By Bill Crawford
Nothing titanic leaped out of the consultant’s report on school district consolidation.
The Governor’s “Blue Ribbon Commission” heard recommendations to consolidate 18 districts – 14 of them because of small size, low scores, and high admin costs; four because of poor performance.
Talk about missing the point.
Gov. Haley Barbour formed his Blue Ribbon Commission to cut the number of school districts by one-third.
Right: one-third of 152 is between 50 and 51. What happened to those other 32 or 33 desired consolidations?
The governor wanted to improve schools and save money.
“Consolidating school districts will reduce administration costs in the short term, will ultimately match effective teachers with “rightsized” classes, and will push more money into the classroom, improving educational achievement by our K12 students,” he said.

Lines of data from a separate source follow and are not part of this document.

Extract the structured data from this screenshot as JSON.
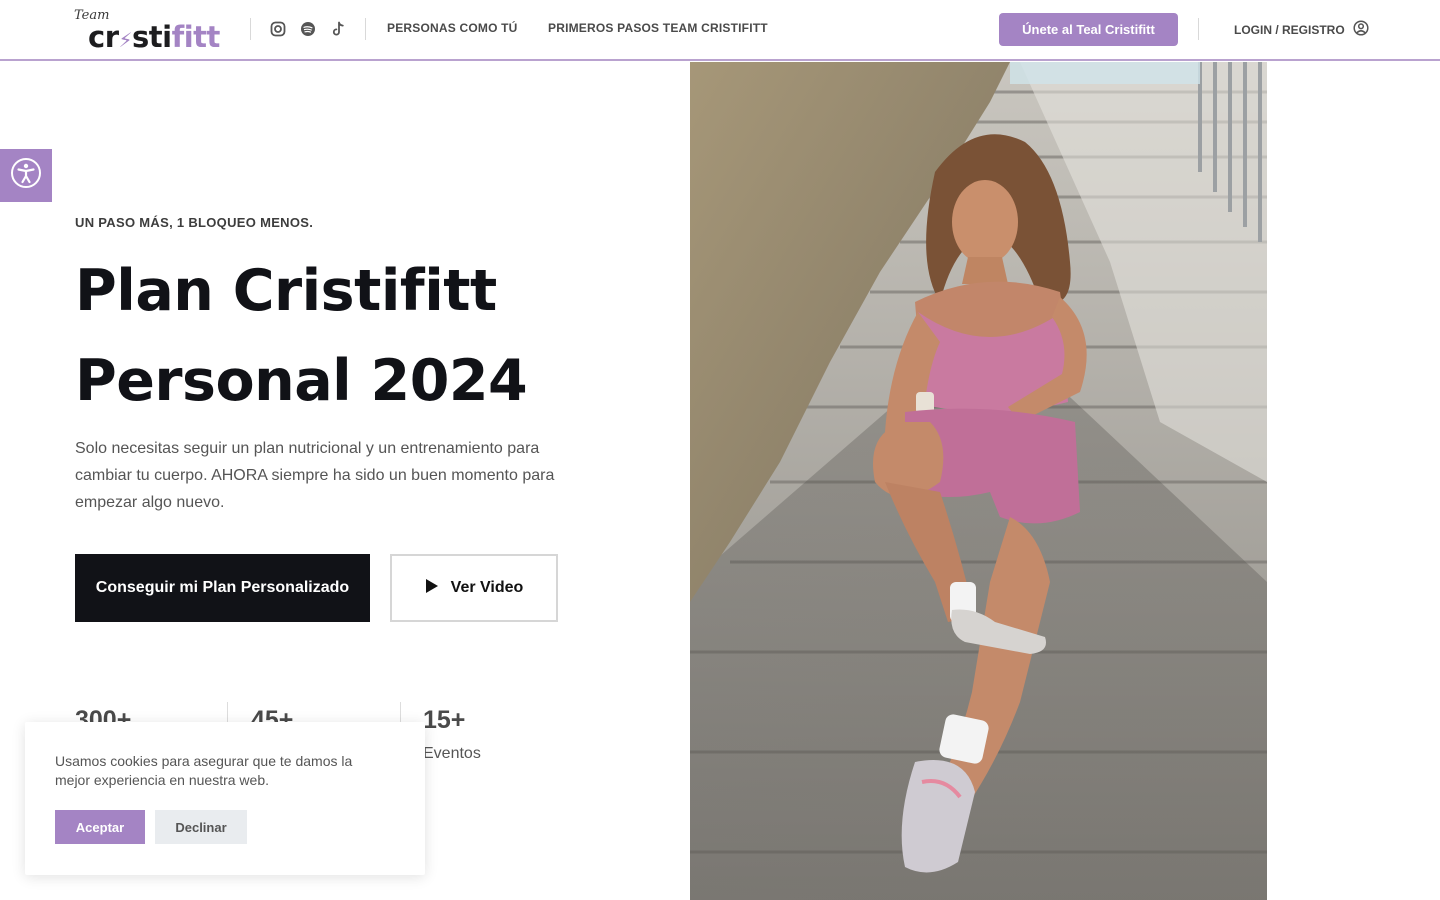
{
  "header": {
    "logo_small": "Team",
    "logo_main": "cr",
    "logo_bolt": "⚡",
    "logo_dark": "sti",
    "logo_accent": "fitt",
    "social_icons": [
      "instagram-icon",
      "spotify-icon",
      "tiktok-icon"
    ],
    "nav": [
      "PERSONAS COMO TÚ",
      "PRIMEROS PASOS TEAM CRISTIFITT"
    ],
    "join_label": "Únete al Teal Cristifitt",
    "login_label": "LOGIN / REGISTRO"
  },
  "hero": {
    "eyebrow": "UN PASO MÁS, 1 BLOQUEO MENOS.",
    "title_line1": "Plan Cristifitt",
    "title_line2": "Personal 2024",
    "description": "Solo necesitas seguir un plan nutricional y un entrenamiento para cambiar tu cuerpo. AHORA siempre ha sido un buen momento para empezar algo nuevo.",
    "primary_cta": "Conseguir mi Plan Personalizado",
    "video_cta": "Ver Video"
  },
  "stats": [
    {
      "num": "300+",
      "label": ""
    },
    {
      "num": "45+",
      "label": ""
    },
    {
      "num": "15+",
      "label": "Eventos"
    }
  ],
  "cookie": {
    "text": "Usamos cookies para asegurar que te damos la mejor experiencia en nuestra web.",
    "accept": "Aceptar",
    "decline": "Declinar"
  },
  "colors": {
    "accent": "#a484c4",
    "dark": "#111217",
    "pink_outfit": "#c97aa0"
  }
}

“It’s high time to recognize that Mississippi’s having 152 school districts across 82 counties is a model of inefficiency,” he emphasized. “These tough decisions must be made in FY 2011, so the full impact of consolidation – an estimated $65 million savings – will come to fruition in FY 2012 when we see overall budget shortfalls grow as federal education money disappears.”
You know, maybe the consultant’s recommendations were Titanic after all.

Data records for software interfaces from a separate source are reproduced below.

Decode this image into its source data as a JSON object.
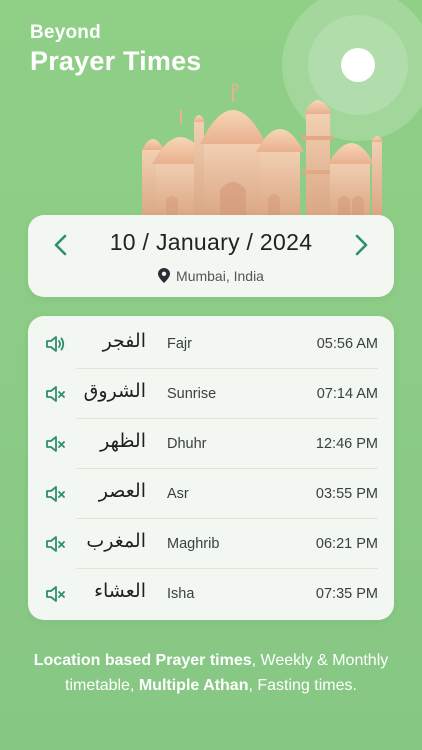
{
  "header": {
    "kicker": "Beyond",
    "title": "Prayer Times"
  },
  "date_nav": {
    "date": "10 / January / 2024",
    "location": "Mumbai, India"
  },
  "prayers": [
    {
      "arabic": "الفجر",
      "name": "Fajr",
      "time": "05:56 AM",
      "sound": "on"
    },
    {
      "arabic": "الشروق",
      "name": "Sunrise",
      "time": "07:14 AM",
      "sound": "off"
    },
    {
      "arabic": "الظهر",
      "name": "Dhuhr",
      "time": "12:46 PM",
      "sound": "off"
    },
    {
      "arabic": "العصر",
      "name": "Asr",
      "time": "03:55 PM",
      "sound": "off"
    },
    {
      "arabic": "المغرب",
      "name": "Maghrib",
      "time": "06:21 PM",
      "sound": "off"
    },
    {
      "arabic": "العشاء",
      "name": "Isha",
      "time": "07:35 PM",
      "sound": "off"
    }
  ],
  "footer": {
    "part1_bold": "Location based Prayer times",
    "part2": ", Weekly & Monthly timetable, ",
    "part3_bold": "Multiple Athan",
    "part4": ", Fasting times."
  },
  "colors": {
    "accent": "#2f8f6d",
    "background": "#8ccc86",
    "card": "#f3f7f1"
  },
  "icons": {
    "prev": "chevron-left-icon",
    "next": "chevron-right-icon",
    "location": "location-pin-icon",
    "sound_on": "speaker-on-icon",
    "sound_off": "speaker-muted-icon"
  }
}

You see, Mississippi has seldom been able to afford an “adequate” public school system, much less a nationally competitive one. You can count on one hand the number of years the Mississippi Adequate Education Program (MAEP) has been fully funded. You can count on even fewer hands the number of years Mississippi schools have been rated nationally competitive. Test scores show us mired near the bottom.
You may need both hands to count the years before MAEP gets fully funded again – unless changes like the governor recommended are enacted.
While attention should be focused on rightsizing schools and districts so they can become more than “adequate,” the consultant has shifted attention to 18 poor school districts.
The appropriate phrase here is “tip of the iceberg,” a phrase coined from the fatal Titanic collision with an iceberg.
The consultant saw the tip of the iceberg and recommended a small course change. The governor saw the whole iceberg and recommended a dramatic new direction.
What will the Blue Ribbon Commission see, and recommend?
Will any of this affect what the State Board of Education sees? Or, the Legislature?
Mississippi State University is quietly taking over the backshop operations of Mississippi University for Women, a move that will result in huge savings. The same opportunity exists for 152 school districts to streamline costs. Millions could be saved without closing a single school or ousting a single school board.
Yet, the only relevant thing I hear is a faint version of Celine Dione’s haunting theme song from the Titanic.
Bill Crawford is a former legislator from Meridian. Contact him at 1124 Windmill Drive, Meridian, MS 39305, or email@example.com.